Now that the incoming administration is likely to take a very different approach to employment policy, many employers are wondering about the fate of regulations enacted by federal agencies under the Obama administration, many of which Trump has pledged to remove. The overtime rule is the most salient of these, though Trump did not have much to say about it on the campaign trail. Unfortunately for those who’d like the new rule to go away entirely, SHRM’s Allen Smith informs us that it will most likely still come into effect as scheduled, and will be difficult to repeal:

“Absent an intervening injunction before Dec. 1, much of the damage will be done by the time Mr. Trump takes office,” said Robert Boonin, an attorney with Dykema in Detroit. … The Trump administration could direct the Department of Labor to withdraw the rule, which would require notice-and-comment rulemaking, noted Jeffrey Brecher, an attorney with Jackson Lewis in the firm’s Long Island, N.Y., office. …

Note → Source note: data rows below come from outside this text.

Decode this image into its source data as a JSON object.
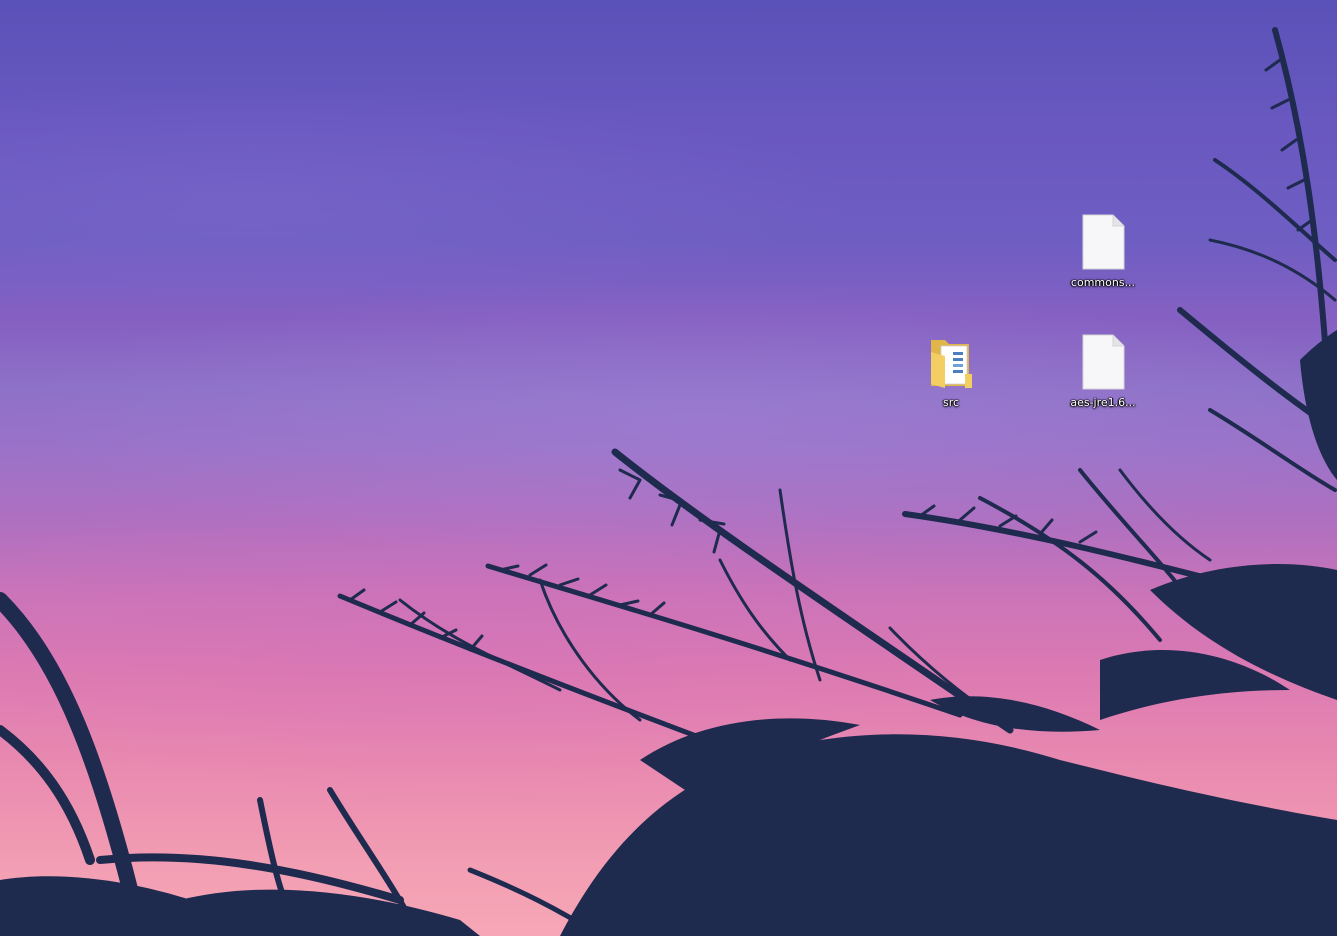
{
  "desktop": {
    "icons": [
      {
        "label": "commons...",
        "icon": "generic-file-icon"
      },
      {
        "label": "src",
        "icon": "folder-icon"
      },
      {
        "label": "aes-jre1.6...",
        "icon": "generic-file-icon"
      }
    ]
  },
  "colors": {
    "sky_top": "#5a52b8",
    "sky_mid": "#9a72c8",
    "sky_bottom": "#f6a7b6",
    "plant_silhouette": "#1e2a4e",
    "folder_yellow": "#f3cf63"
  }
}
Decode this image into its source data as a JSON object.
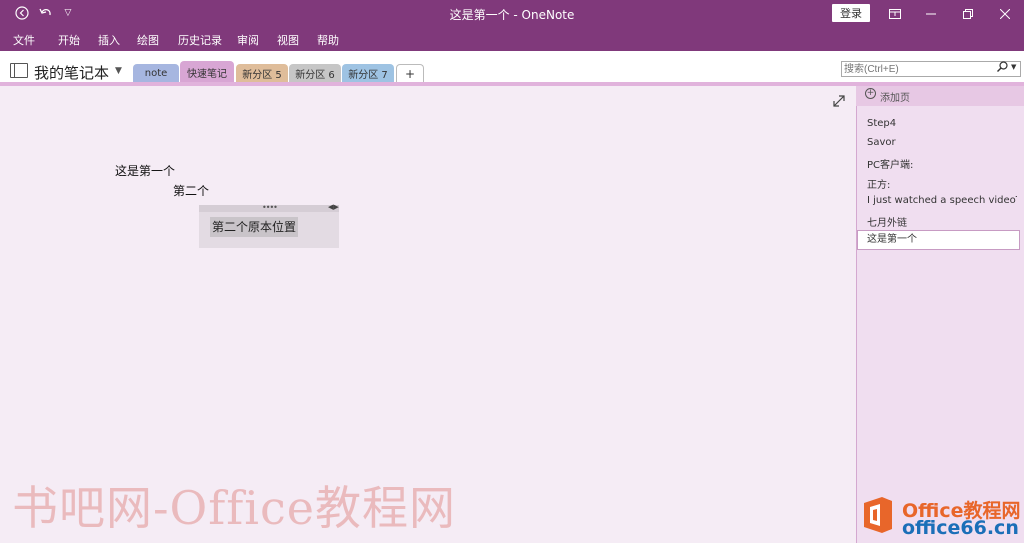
{
  "titlebar": {
    "title": "这是第一个  -  OneNote",
    "login": "登录",
    "back_icon": "back-circle-icon",
    "undo_icon": "undo-icon",
    "customize_icon": "chevron-down-icon"
  },
  "menu": {
    "items": [
      "文件",
      "开始",
      "插入",
      "绘图",
      "历史记录",
      "审阅",
      "视图",
      "帮助"
    ]
  },
  "notebook": {
    "name": "我的笔记本"
  },
  "sections": [
    {
      "label": "note",
      "color": "#a6b6e0"
    },
    {
      "label": "快速笔记",
      "color": "#d8a6d4"
    },
    {
      "label": "新分区 5",
      "color": "#dfbd9a"
    },
    {
      "label": "新分区 6",
      "color": "#c6c6c6"
    },
    {
      "label": "新分区 7",
      "color": "#9ec3e3"
    },
    {
      "label": "+",
      "color": "#ffffff"
    }
  ],
  "search": {
    "placeholder": "搜索(Ctrl+E)"
  },
  "note": {
    "line1": "这是第一个",
    "line2": "第二个",
    "container_text": "第二个原本位置"
  },
  "pages": {
    "add_label": "添加页",
    "items": [
      "Step4",
      "Savor",
      "PC客户端:",
      "正方:",
      "I just watched a speech videoTh",
      "七月外链",
      "这是第一个"
    ]
  },
  "watermark": {
    "left_text": "书吧网-Office教程网",
    "logo_line1": "Office教程网",
    "logo_line2": "office66.cn"
  }
}
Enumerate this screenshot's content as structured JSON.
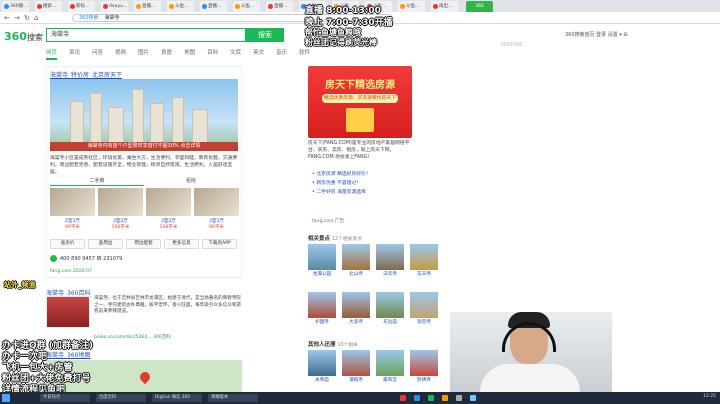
{
  "browser": {
    "tabs": [
      {
        "label": "360搜…",
        "color": "#2a8ef0"
      },
      {
        "label": "搜索…",
        "color": "#e33"
      },
      {
        "label": "新标…",
        "color": "#e33"
      },
      {
        "label": "douyu…",
        "color": "#e33"
      },
      {
        "label": "直播…",
        "color": "#f90"
      },
      {
        "label": "斗鱼…",
        "color": "#f90"
      },
      {
        "label": "直播…",
        "color": "#2a8ef0"
      },
      {
        "label": "斗鱼…",
        "color": "#f90"
      },
      {
        "label": "直播…",
        "color": "#e33"
      },
      {
        "label": "斗鱼…",
        "color": "#2a8ef0"
      },
      {
        "label": "斗鱼…",
        "color": "#f90"
      },
      {
        "label": "斗鱼…",
        "color": "#e33"
      },
      {
        "label": "斗鱼…",
        "color": "#f90"
      },
      {
        "label": "再出…",
        "color": "#e33"
      }
    ],
    "active_tab_label": "360",
    "url_prefix": "360搜索",
    "url": "海棠寺"
  },
  "search": {
    "logo": "360",
    "logo_suffix": "搜索",
    "query": "海棠寺",
    "button": "搜索",
    "top_right": "360搜索首页  登录  设置 ▾  ⊞",
    "nav": [
      "网页",
      "资讯",
      "问答",
      "视频",
      "图片",
      "良医",
      "地图",
      "百科",
      "文库",
      "英文",
      "音乐",
      "软件"
    ],
    "nav_active": 0,
    "counter": "2863566"
  },
  "result1": {
    "title": "海棠寺_特价房_北京房天下",
    "banner_caption": "海棠寺内有首个户型限时享首付不超30% 点击详情",
    "desc": "海棠寺小区是成熟社区，环境优美，乘坐大方，生活便利，邻里和睦，教育优越，交通便利，周边配套完善，配套设施齐全，物业管理，毗邻自然景观，生活便利，人居舒适宜居。",
    "tabs": [
      "二手房",
      "租房"
    ],
    "rooms": [
      {
        "name": "2室1厅",
        "price": "89平米"
      },
      {
        "name": "3室2厅",
        "price": "106平米"
      },
      {
        "name": "3室2厅",
        "price": "108平米"
      },
      {
        "name": "3室1厅",
        "price": "96平米"
      }
    ],
    "buttons": [
      "查房价",
      "查周边",
      "周边配套",
      "更多信息",
      "下载房APP"
    ],
    "phone": "400 890 9457 转 231079",
    "source": "fang.com  2020.07"
  },
  "result2": {
    "title": "海棠寺_360百科",
    "desc": "海棠寺，位于吉林省吉林市龙潭区，始建于清代，是当地著名的佛教寺院之一。寺内建筑古朴典雅，殿宇宏伟，香火旺盛，每年吸引众多信众和游客前来参拜游览。",
    "source": "baike.so.com/doc/5364...  360百科"
  },
  "result3": {
    "title": "海棠寺_360地图"
  },
  "ad": {
    "title": "房天下精选房源",
    "subtitle": "精选优质房源，买房就要找房天下",
    "desc": "房天下(FANG.COM)是专业的房地产家居网络平台，买房、卖房、租房，就上房天下网，FANG.COM,你会爱上FANG!",
    "links": [
      "• 北京房源 精选好房好价！",
      "• 新房优惠 不容错过！",
      "• 二手好房 海量房源选择"
    ],
    "source": "fang.com  广告"
  },
  "related": {
    "heading": "相关景点",
    "more": "12个相关景点",
    "items": [
      {
        "name": "龙潭公园",
        "color": "#5b8aa3"
      },
      {
        "name": "北山寺",
        "color": "#a86f3d"
      },
      {
        "name": "法华寺",
        "color": "#7f6a4c"
      },
      {
        "name": "玄天寺",
        "color": "#c49a42"
      },
      {
        "name": "护国寺",
        "color": "#b04a3a"
      },
      {
        "name": "大悲寺",
        "color": "#9c5a32"
      },
      {
        "name": "东岳庙",
        "color": "#6f8a4b"
      },
      {
        "name": "观音寺",
        "color": "#c4a070"
      }
    ]
  },
  "others": {
    "heading": "其他人还搜",
    "more": "10个相关",
    "items": [
      {
        "name": "关帝庙",
        "color": "#3d6a8e"
      },
      {
        "name": "潭柘寺",
        "color": "#a8553d"
      },
      {
        "name": "雍和宫",
        "color": "#6aa35a"
      },
      {
        "name": "卧佛寺",
        "color": "#c9473a"
      }
    ]
  },
  "overlay": {
    "schedule1": "直播 8:00-13:00",
    "schedule2": "晚上 7:00-7:30开播",
    "notice1": "帮忙鱼塘鱼粮哦",
    "notice2": "粉丝团记得刷荧光棒",
    "chat_name": "站外_频道",
    "left_lines": [
      "办卡进Q群 (加群备注)",
      "办卡一次吧",
      "飞机一包大+房管",
      "粉丝团+大佬免费打号",
      "详情流程见鱼吧"
    ]
  },
  "taskbar": {
    "items": [
      "今日热点",
      "百度百科",
      "Digtion 微信 360",
      "荣耀版本"
    ],
    "clock": "12:25"
  }
}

Although Trump and Congress could act swiftly together to limit the rule’s impact, “The notice-and comment process would take many months, if not years, so employers shouldn’t expect immediate relief from the rule. They should instead continue their plans for complying with the new rule,” [Ryan Glasgow, an attorney with Hunton & Williams in Richmond, Virginia,] said.

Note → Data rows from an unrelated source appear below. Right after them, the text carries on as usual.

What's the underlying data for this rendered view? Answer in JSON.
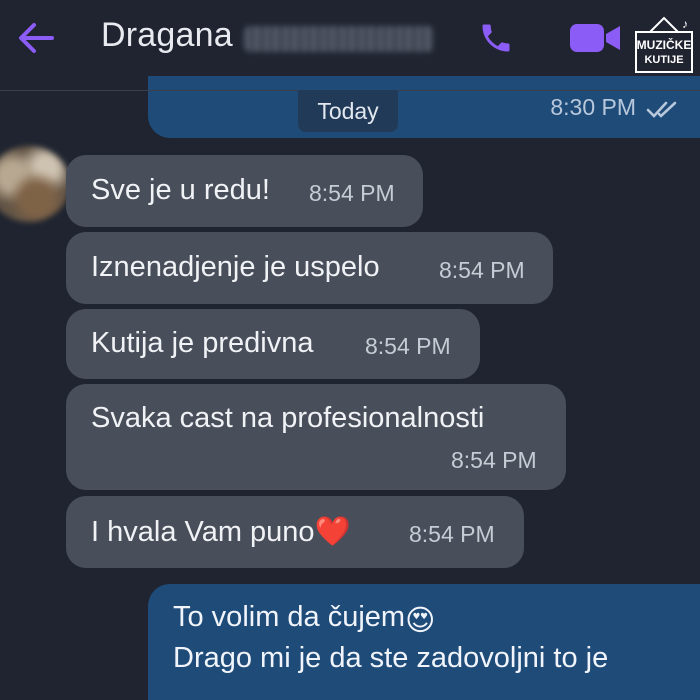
{
  "header": {
    "contact_name": "Dragana",
    "back_icon": "arrow-left-icon",
    "call_icon": "phone-icon",
    "video_icon": "video-camera-icon",
    "accent_color": "#8b5cf6"
  },
  "watermark": {
    "line1": "MUZIČKE",
    "line2": "KUTIJE"
  },
  "date_chip": "Today",
  "top_message": {
    "time": "8:30 PM",
    "status_icon": "double-check-icon"
  },
  "incoming": [
    {
      "text": "Sve je u redu!",
      "time": "8:54 PM"
    },
    {
      "text": "Iznenadjenje je uspelo",
      "time": "8:54 PM"
    },
    {
      "text": "Kutija je predivna",
      "time": "8:54 PM"
    },
    {
      "text": "Svaka cast na profesionalnosti",
      "time": "8:54 PM"
    },
    {
      "text": "I hvala Vam puno",
      "time": "8:54 PM",
      "emoji": "❤️"
    }
  ],
  "outgoing": {
    "line1": "To volim da čujem",
    "line1_emoji": "😍",
    "line2": "Drago mi je da ste zadovoljni to je"
  },
  "colors": {
    "background": "#1f2430",
    "incoming_bubble": "#484e5a",
    "outgoing_bubble": "#1f4b78"
  }
}
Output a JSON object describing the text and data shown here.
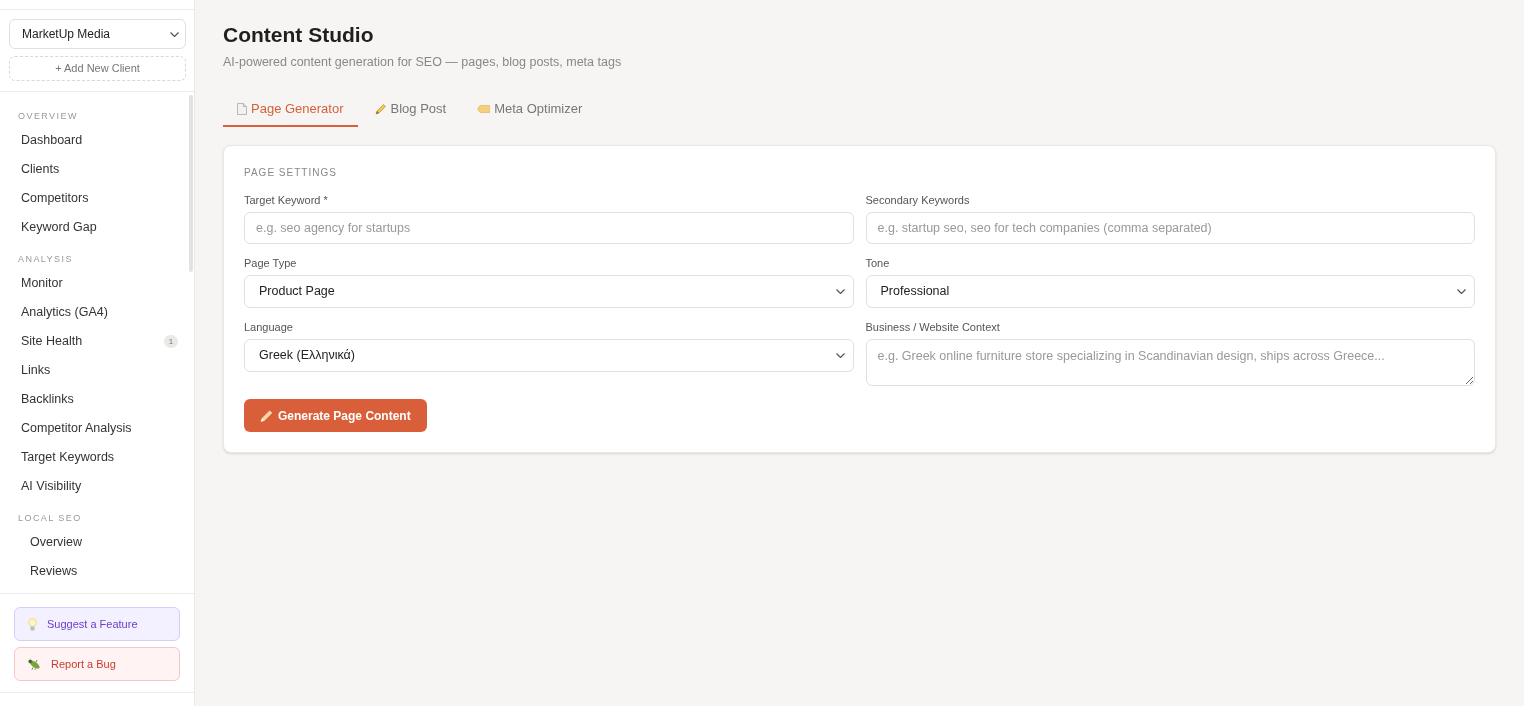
{
  "sidebar": {
    "client_select": {
      "value": "MarketUp Media"
    },
    "add_client_label": "+ Add New Client",
    "sections": [
      {
        "title": "OVERVIEW",
        "kind": "list",
        "items": [
          {
            "label": "Dashboard",
            "selected": false
          },
          {
            "label": "Clients",
            "selected": false
          },
          {
            "label": "Competitors",
            "selected": false
          },
          {
            "label": "Keyword Gap",
            "selected": false
          }
        ]
      },
      {
        "title": "ANALYSIS",
        "kind": "list",
        "items": [
          {
            "label": "Monitor",
            "selected": false
          },
          {
            "label": "Analytics (GA4)",
            "selected": false
          },
          {
            "label": "Site Health",
            "selected": false,
            "badge": "1"
          },
          {
            "label": "Links",
            "selected": false
          },
          {
            "label": "Backlinks",
            "selected": false
          },
          {
            "label": "Competitor Analysis",
            "selected": false
          },
          {
            "label": "Target Keywords",
            "selected": false
          },
          {
            "label": "AI Visibility",
            "selected": false
          }
        ]
      },
      {
        "title": "LOCAL SEO",
        "kind": "group",
        "items": [
          {
            "label": "Overview",
            "selected": false
          },
          {
            "label": "Reviews",
            "selected": false
          }
        ]
      }
    ],
    "footer_buttons": [
      {
        "kind": "feature",
        "label": "Suggest a Feature"
      },
      {
        "kind": "bug",
        "label": "Report a Bug"
      }
    ]
  },
  "header": {
    "title": "Content Studio",
    "subtitle": "AI-powered content generation for SEO — pages, blog posts, meta tags"
  },
  "tabs": [
    {
      "label": "Page Generator",
      "selected": true
    },
    {
      "label": "Blog Post",
      "selected": false
    },
    {
      "label": "Meta Optimizer",
      "selected": false
    }
  ],
  "form": {
    "title": "PAGE SETTINGS",
    "fields": [
      {
        "kind": "input",
        "label": "Target Keyword *",
        "placeholder": "e.g. seo agency for startups"
      },
      {
        "kind": "input",
        "label": "Secondary Keywords",
        "placeholder": "e.g. startup seo, seo for tech companies (comma separated)"
      },
      {
        "kind": "select",
        "label": "Page Type",
        "value": "Product Page"
      },
      {
        "kind": "select",
        "label": "Tone",
        "value": "Professional"
      },
      {
        "kind": "select",
        "label": "Language",
        "value": "Greek (Ελληνικά)"
      },
      {
        "kind": "textarea",
        "label": "Business / Website Context",
        "placeholder": "e.g. Greek online furniture store specializing in Scandinavian design, ships across Greece..."
      }
    ],
    "submit_label": "Generate Page Content"
  }
}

A judge heard arguments on Wednesday on whether to enjoin the rule, and hopes to issue a ruling on Tuesday, November 22. We will keep our readers updated on the outcome of that case.

The bottom line is that the overtime threshold is going up no matter what; the question is one of delaying the increase rather than canceling it. Legislation introduced recently to amend the rule would either delay the rule by six months or implement it gradually over the next three to four years. These bills would also eliminate the rule’s provision to raise the threshold automatically every three years. While President Barack Obama would likely veto any such changes if Congress were to pass them before his term ends, a Trump administration would likely be more receptive to them.

Then again, Smith adds, “Trump’s rollback of the rule isn’t a given”:

Jim Swartz, an attorney with Polsinelli in Atlanta, said, “Given his relatively tepid reaction to the rule when questioned on the campaign trail, it is hard to imagine that Trump is willing to sacrifice political capital to roll back a rule that may well help many of his supporters.”

Additionally, even if the Trump administration does decide to scale down the overtime expansion, it will be a difficult change to reverse without hurting the engagement of those employees who stand to make more money with the new rule in effect. Ben Penn at Bloomberg BNA notes that President Obama was deliberate about making sure the rule became active before he left office, so that rescinding it would require telling the 4.2 million employees who just became eligible for overtime that, in fact, they aren’t.